Abstract — In this article, the authors explore how the South Carolina Read to Succeed Act can shape the development of pre-service teachers (PSTs). First, they look at how the national landscape of education policy and reform affects the state development of reading policy, specifically exploring the relationship between high stakes testing and reform initiatives. They then describe how the changing definition of literacy, particularly disciplinary literacy, and data-driven reform align and diverge. Finally, the authors offer recommendations for how to use the goals of Read to Succeed and a focus on disciplinary literacy to shape preservice education for the sake of adolescents in South Carolina. We live in an age of data, and that data drives conversations about success and failure. Many assessments show adolescent literacy in South Carolina lagging behind most states in the union. In a 2011 release, the Education Oversight Committee (EOC) of South Carolina reported that South Carolina ranked 42nd in the country for eighth grade reading scores (Education Oversight Committee [EOC], 2011). According to the 2012 NAEP assessment of reading, South Carolina’s eighth graders scored an average of 260, lower than the 262 average of regional counterpart Florida but slightly higher than Alabama’s average of 258. All of these are lower than the national average of 264 (EOC, 2012). Although recent publications have critiqued the limits of using literacy achievement data for understanding competency in reading (Au & Tempel, 2012), these snapshots provide an urgent image: over a quarter of South Carolina adolescents struggle to demonstrate academic literacy proficiency. To learn and obtain high levels of academic literacy, adolescents in South Carolina, including those in this image, need access to the ways knowledge is produced—through reading, writing, reasoning, and discourse--in academic disciplines (Moje, 2008, p.103). At the same time Read to Succeed legislation became law in spring of 2014, Margaret, a preservice teacher in social studies education, completed her final year in our program. To teach well, Margaret, and other PSTs, must develop knowledge of students, knowledge of literacy, knowledge of pedagogy, and disciplinary knowledge comprised of both driving concepts and literacy practices (Manderino, 2012). Given the urgency surrounding adolescent literacy, the requirements of Read to Succeed (R2S) legislation in South Carolina, and her own proclivity to view literacy as discrete, generalizable skills instead of discipline-specific literacy practices used to create knowledge, how can Margaret be prepared for this challenge? We offer guiding principles for preparing PSTs for the daunting task of supporting adolescent literacies within secondary school disciplines.

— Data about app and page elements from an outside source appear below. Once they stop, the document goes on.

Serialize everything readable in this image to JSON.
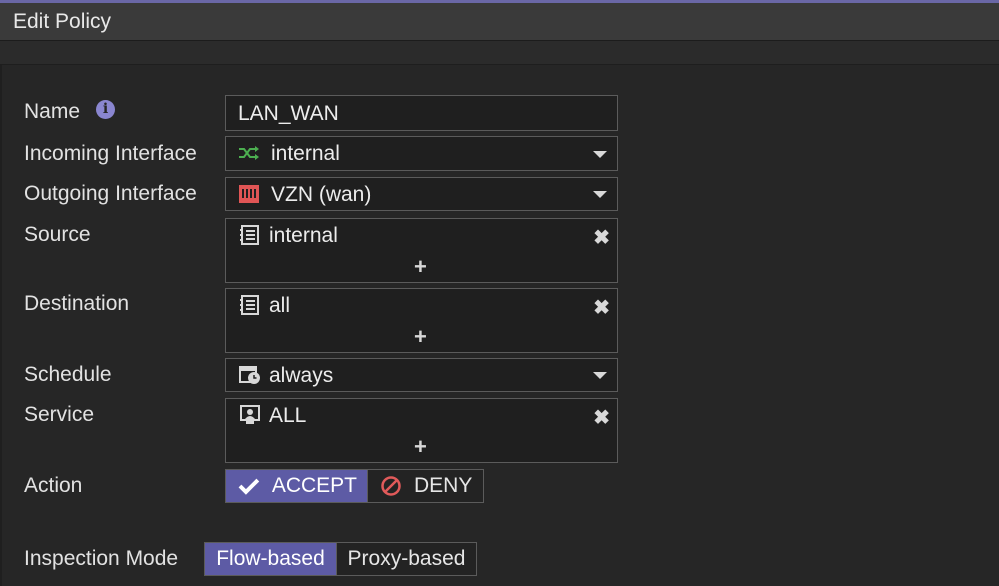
{
  "title": "Edit Policy",
  "form": {
    "name": {
      "label": "Name",
      "value": "LAN_WAN"
    },
    "incoming": {
      "label": "Incoming Interface",
      "value": "internal",
      "icon": "interface-shuffle-icon"
    },
    "outgoing": {
      "label": "Outgoing Interface",
      "value": "VZN (wan)",
      "icon": "wan-port-icon"
    },
    "source": {
      "label": "Source",
      "value": "internal",
      "icon": "address-book-icon"
    },
    "destination": {
      "label": "Destination",
      "value": "all",
      "icon": "address-book-icon"
    },
    "schedule": {
      "label": "Schedule",
      "value": "always",
      "icon": "calendar-clock-icon"
    },
    "service": {
      "label": "Service",
      "value": "ALL",
      "icon": "service-monitor-icon"
    },
    "action": {
      "label": "Action",
      "options": [
        "ACCEPT",
        "DENY"
      ],
      "selected": "ACCEPT"
    },
    "inspection": {
      "label": "Inspection Mode",
      "options": [
        "Flow-based",
        "Proxy-based"
      ],
      "selected": "Flow-based"
    }
  },
  "colors": {
    "accent": "#5d5ba5",
    "interface_green": "#4caf50",
    "wan_red": "#e05555",
    "deny_red": "#e05a5a"
  }
}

Reading Matters | Volume 16 • Winter 2016 scira.org | 75 |


Made with